### Problem
Each line of the records needs to be written out exactly, with any image left out.

---- Provided data

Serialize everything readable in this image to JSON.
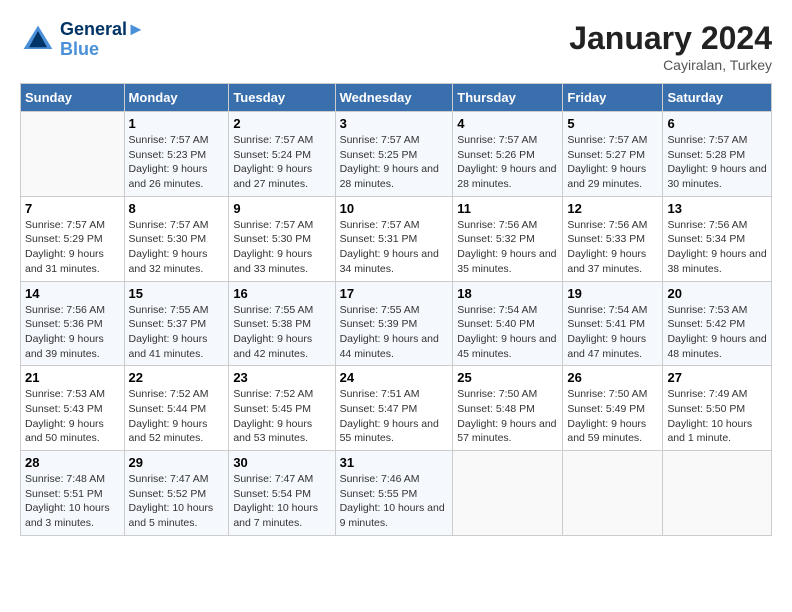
{
  "logo": {
    "line1": "General",
    "line2": "Blue"
  },
  "title": "January 2024",
  "subtitle": "Cayiralan, Turkey",
  "days_of_week": [
    "Sunday",
    "Monday",
    "Tuesday",
    "Wednesday",
    "Thursday",
    "Friday",
    "Saturday"
  ],
  "weeks": [
    [
      {
        "day": "",
        "info": ""
      },
      {
        "day": "1",
        "sunrise": "7:57 AM",
        "sunset": "5:23 PM",
        "daylight": "9 hours and 26 minutes."
      },
      {
        "day": "2",
        "sunrise": "7:57 AM",
        "sunset": "5:24 PM",
        "daylight": "9 hours and 27 minutes."
      },
      {
        "day": "3",
        "sunrise": "7:57 AM",
        "sunset": "5:25 PM",
        "daylight": "9 hours and 28 minutes."
      },
      {
        "day": "4",
        "sunrise": "7:57 AM",
        "sunset": "5:26 PM",
        "daylight": "9 hours and 28 minutes."
      },
      {
        "day": "5",
        "sunrise": "7:57 AM",
        "sunset": "5:27 PM",
        "daylight": "9 hours and 29 minutes."
      },
      {
        "day": "6",
        "sunrise": "7:57 AM",
        "sunset": "5:28 PM",
        "daylight": "9 hours and 30 minutes."
      }
    ],
    [
      {
        "day": "7",
        "sunrise": "7:57 AM",
        "sunset": "5:29 PM",
        "daylight": "9 hours and 31 minutes."
      },
      {
        "day": "8",
        "sunrise": "7:57 AM",
        "sunset": "5:30 PM",
        "daylight": "9 hours and 32 minutes."
      },
      {
        "day": "9",
        "sunrise": "7:57 AM",
        "sunset": "5:30 PM",
        "daylight": "9 hours and 33 minutes."
      },
      {
        "day": "10",
        "sunrise": "7:57 AM",
        "sunset": "5:31 PM",
        "daylight": "9 hours and 34 minutes."
      },
      {
        "day": "11",
        "sunrise": "7:56 AM",
        "sunset": "5:32 PM",
        "daylight": "9 hours and 35 minutes."
      },
      {
        "day": "12",
        "sunrise": "7:56 AM",
        "sunset": "5:33 PM",
        "daylight": "9 hours and 37 minutes."
      },
      {
        "day": "13",
        "sunrise": "7:56 AM",
        "sunset": "5:34 PM",
        "daylight": "9 hours and 38 minutes."
      }
    ],
    [
      {
        "day": "14",
        "sunrise": "7:56 AM",
        "sunset": "5:36 PM",
        "daylight": "9 hours and 39 minutes."
      },
      {
        "day": "15",
        "sunrise": "7:55 AM",
        "sunset": "5:37 PM",
        "daylight": "9 hours and 41 minutes."
      },
      {
        "day": "16",
        "sunrise": "7:55 AM",
        "sunset": "5:38 PM",
        "daylight": "9 hours and 42 minutes."
      },
      {
        "day": "17",
        "sunrise": "7:55 AM",
        "sunset": "5:39 PM",
        "daylight": "9 hours and 44 minutes."
      },
      {
        "day": "18",
        "sunrise": "7:54 AM",
        "sunset": "5:40 PM",
        "daylight": "9 hours and 45 minutes."
      },
      {
        "day": "19",
        "sunrise": "7:54 AM",
        "sunset": "5:41 PM",
        "daylight": "9 hours and 47 minutes."
      },
      {
        "day": "20",
        "sunrise": "7:53 AM",
        "sunset": "5:42 PM",
        "daylight": "9 hours and 48 minutes."
      }
    ],
    [
      {
        "day": "21",
        "sunrise": "7:53 AM",
        "sunset": "5:43 PM",
        "daylight": "9 hours and 50 minutes."
      },
      {
        "day": "22",
        "sunrise": "7:52 AM",
        "sunset": "5:44 PM",
        "daylight": "9 hours and 52 minutes."
      },
      {
        "day": "23",
        "sunrise": "7:52 AM",
        "sunset": "5:45 PM",
        "daylight": "9 hours and 53 minutes."
      },
      {
        "day": "24",
        "sunrise": "7:51 AM",
        "sunset": "5:47 PM",
        "daylight": "9 hours and 55 minutes."
      },
      {
        "day": "25",
        "sunrise": "7:50 AM",
        "sunset": "5:48 PM",
        "daylight": "9 hours and 57 minutes."
      },
      {
        "day": "26",
        "sunrise": "7:50 AM",
        "sunset": "5:49 PM",
        "daylight": "9 hours and 59 minutes."
      },
      {
        "day": "27",
        "sunrise": "7:49 AM",
        "sunset": "5:50 PM",
        "daylight": "10 hours and 1 minute."
      }
    ],
    [
      {
        "day": "28",
        "sunrise": "7:48 AM",
        "sunset": "5:51 PM",
        "daylight": "10 hours and 3 minutes."
      },
      {
        "day": "29",
        "sunrise": "7:47 AM",
        "sunset": "5:52 PM",
        "daylight": "10 hours and 5 minutes."
      },
      {
        "day": "30",
        "sunrise": "7:47 AM",
        "sunset": "5:54 PM",
        "daylight": "10 hours and 7 minutes."
      },
      {
        "day": "31",
        "sunrise": "7:46 AM",
        "sunset": "5:55 PM",
        "daylight": "10 hours and 9 minutes."
      },
      {
        "day": "",
        "info": ""
      },
      {
        "day": "",
        "info": ""
      },
      {
        "day": "",
        "info": ""
      }
    ]
  ]
}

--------

### Finished task
Serialize everything readable in this image to JSON.
{
  "logo": {
    "line1": "General",
    "line2": "Blue"
  },
  "title": "January 2024",
  "subtitle": "Cayiralan, Turkey",
  "days_of_week": [
    "Sunday",
    "Monday",
    "Tuesday",
    "Wednesday",
    "Thursday",
    "Friday",
    "Saturday"
  ],
  "weeks": [
    [
      {
        "day": "",
        "info": ""
      },
      {
        "day": "1",
        "sunrise": "7:57 AM",
        "sunset": "5:23 PM",
        "daylight": "9 hours and 26 minutes."
      },
      {
        "day": "2",
        "sunrise": "7:57 AM",
        "sunset": "5:24 PM",
        "daylight": "9 hours and 27 minutes."
      },
      {
        "day": "3",
        "sunrise": "7:57 AM",
        "sunset": "5:25 PM",
        "daylight": "9 hours and 28 minutes."
      },
      {
        "day": "4",
        "sunrise": "7:57 AM",
        "sunset": "5:26 PM",
        "daylight": "9 hours and 28 minutes."
      },
      {
        "day": "5",
        "sunrise": "7:57 AM",
        "sunset": "5:27 PM",
        "daylight": "9 hours and 29 minutes."
      },
      {
        "day": "6",
        "sunrise": "7:57 AM",
        "sunset": "5:28 PM",
        "daylight": "9 hours and 30 minutes."
      }
    ],
    [
      {
        "day": "7",
        "sunrise": "7:57 AM",
        "sunset": "5:29 PM",
        "daylight": "9 hours and 31 minutes."
      },
      {
        "day": "8",
        "sunrise": "7:57 AM",
        "sunset": "5:30 PM",
        "daylight": "9 hours and 32 minutes."
      },
      {
        "day": "9",
        "sunrise": "7:57 AM",
        "sunset": "5:30 PM",
        "daylight": "9 hours and 33 minutes."
      },
      {
        "day": "10",
        "sunrise": "7:57 AM",
        "sunset": "5:31 PM",
        "daylight": "9 hours and 34 minutes."
      },
      {
        "day": "11",
        "sunrise": "7:56 AM",
        "sunset": "5:32 PM",
        "daylight": "9 hours and 35 minutes."
      },
      {
        "day": "12",
        "sunrise": "7:56 AM",
        "sunset": "5:33 PM",
        "daylight": "9 hours and 37 minutes."
      },
      {
        "day": "13",
        "sunrise": "7:56 AM",
        "sunset": "5:34 PM",
        "daylight": "9 hours and 38 minutes."
      }
    ],
    [
      {
        "day": "14",
        "sunrise": "7:56 AM",
        "sunset": "5:36 PM",
        "daylight": "9 hours and 39 minutes."
      },
      {
        "day": "15",
        "sunrise": "7:55 AM",
        "sunset": "5:37 PM",
        "daylight": "9 hours and 41 minutes."
      },
      {
        "day": "16",
        "sunrise": "7:55 AM",
        "sunset": "5:38 PM",
        "daylight": "9 hours and 42 minutes."
      },
      {
        "day": "17",
        "sunrise": "7:55 AM",
        "sunset": "5:39 PM",
        "daylight": "9 hours and 44 minutes."
      },
      {
        "day": "18",
        "sunrise": "7:54 AM",
        "sunset": "5:40 PM",
        "daylight": "9 hours and 45 minutes."
      },
      {
        "day": "19",
        "sunrise": "7:54 AM",
        "sunset": "5:41 PM",
        "daylight": "9 hours and 47 minutes."
      },
      {
        "day": "20",
        "sunrise": "7:53 AM",
        "sunset": "5:42 PM",
        "daylight": "9 hours and 48 minutes."
      }
    ],
    [
      {
        "day": "21",
        "sunrise": "7:53 AM",
        "sunset": "5:43 PM",
        "daylight": "9 hours and 50 minutes."
      },
      {
        "day": "22",
        "sunrise": "7:52 AM",
        "sunset": "5:44 PM",
        "daylight": "9 hours and 52 minutes."
      },
      {
        "day": "23",
        "sunrise": "7:52 AM",
        "sunset": "5:45 PM",
        "daylight": "9 hours and 53 minutes."
      },
      {
        "day": "24",
        "sunrise": "7:51 AM",
        "sunset": "5:47 PM",
        "daylight": "9 hours and 55 minutes."
      },
      {
        "day": "25",
        "sunrise": "7:50 AM",
        "sunset": "5:48 PM",
        "daylight": "9 hours and 57 minutes."
      },
      {
        "day": "26",
        "sunrise": "7:50 AM",
        "sunset": "5:49 PM",
        "daylight": "9 hours and 59 minutes."
      },
      {
        "day": "27",
        "sunrise": "7:49 AM",
        "sunset": "5:50 PM",
        "daylight": "10 hours and 1 minute."
      }
    ],
    [
      {
        "day": "28",
        "sunrise": "7:48 AM",
        "sunset": "5:51 PM",
        "daylight": "10 hours and 3 minutes."
      },
      {
        "day": "29",
        "sunrise": "7:47 AM",
        "sunset": "5:52 PM",
        "daylight": "10 hours and 5 minutes."
      },
      {
        "day": "30",
        "sunrise": "7:47 AM",
        "sunset": "5:54 PM",
        "daylight": "10 hours and 7 minutes."
      },
      {
        "day": "31",
        "sunrise": "7:46 AM",
        "sunset": "5:55 PM",
        "daylight": "10 hours and 9 minutes."
      },
      {
        "day": "",
        "info": ""
      },
      {
        "day": "",
        "info": ""
      },
      {
        "day": "",
        "info": ""
      }
    ]
  ]
}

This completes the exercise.